The Reading from the Holy Gospel according to St. Matthew. (1:1-25)

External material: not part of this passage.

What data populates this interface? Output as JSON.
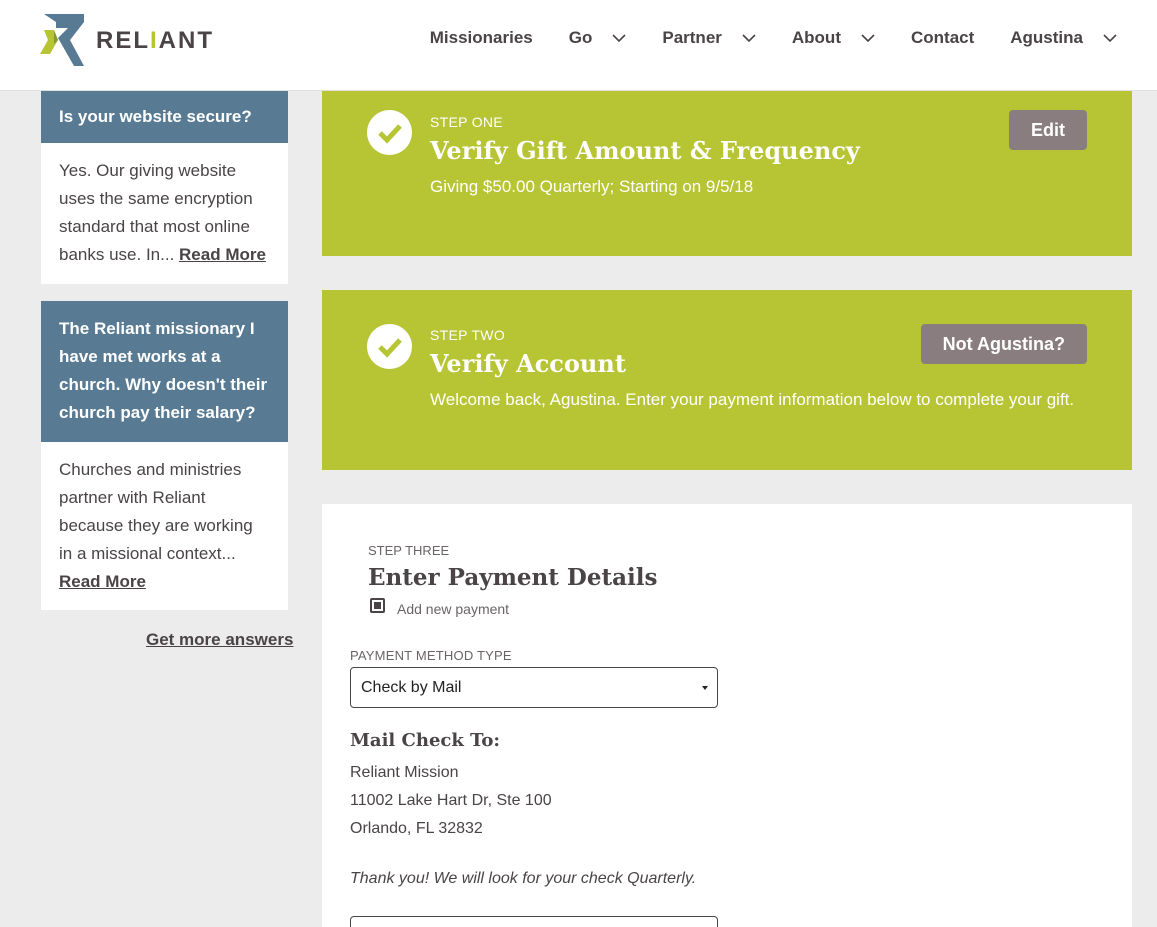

The book of the genealogy of Jesus Christ, the son of David, the son of Abraham. Abraham was the father of Isaac, and Isaac the father of Jacob, and Jacob the father of Judah and his brothers, and Judah the father of Perez and Zerah by Tamar, and Perez the father of Hezron, and Hezron the father of Aram, and Aram the father of Amminadab, and Amminadab the father of Nahshon, and Nahshon the father of Salmon, and Salmon the father of Boaz by Rahab, and Boaz the father of Obed by Ruth, and Obed the father of Jesse, and Jesse the father of David the king. And David was the father of Solomon by the wife of Uriah, and Solomon the father of Rehoboam, and Rehoboam the father of Abijah, and Abijah the father of Asa, and Asa the father of Jehoshaphat, and Jehoshaphat the father of Joram, and Joram the father of Uzziah, and Uzziah the father of Jotham, and Jotham the father of Ahaz, and Ahaz the father of Hezekiah, and Hezekiah the father of Manasseh, and Manasseh the father of Amon, and Amon the father of Josiah, and Josiah the father of Jechoniah and his brothers, at the time of the deportation to Babylon. And after the deportation to Babylon: Jechoniah was the father of Shealtiel, and Shealtiel the father of Zerubbabel, and Zerubbabel the father of Abiud, and Abiud the father of Eliakim, and Eliakim the father of Azor, and Azor the father of Zadok, and Zadok the father of Achim, and Achim the father of Eliud, and Eliud the father of Eleazar, and Eleazar the father of Matthan, and Matthan the father of Jacob, and Jacob the father of Joseph the husband of Mary, of whom Jesus was born, Who is called Christ. So all the generations from Abraham to David were fourteen generations, and from David to the deportation to Babylon fourteen generations, and from the deportation to Babylon to the Christ were fourteen generations. Now the birth of Jesus Christ took place in this way. When His mother Mary had been betrothed to Joseph, before they came together she was found to be with child of the Holy Spirit; and her husband Joseph, being a just man and unwilling to put her to shame, resolved to divorce her quietly. But as he considered this, behold, an angel of the Lord appeared to him in a dream, saying, “Joseph, son of David, do not fear to take Mary your wife, for that which is conceived in her is of the Holy Spirit; she will bear a son, and you shall call His Name Jesus, for He will save His people from their sins.” All this took place to fulfill what the Lord had spoken by the prophet: “Behold, a virgin shall conceive and bear a son, and His Name shall be called Emmanuel” (which means, God with us). When Joseph woke from sleep, he did as the angel of the Lord had commanded him; he took his wife, but knew her not until she had borne a son; and he called His Name Jesus.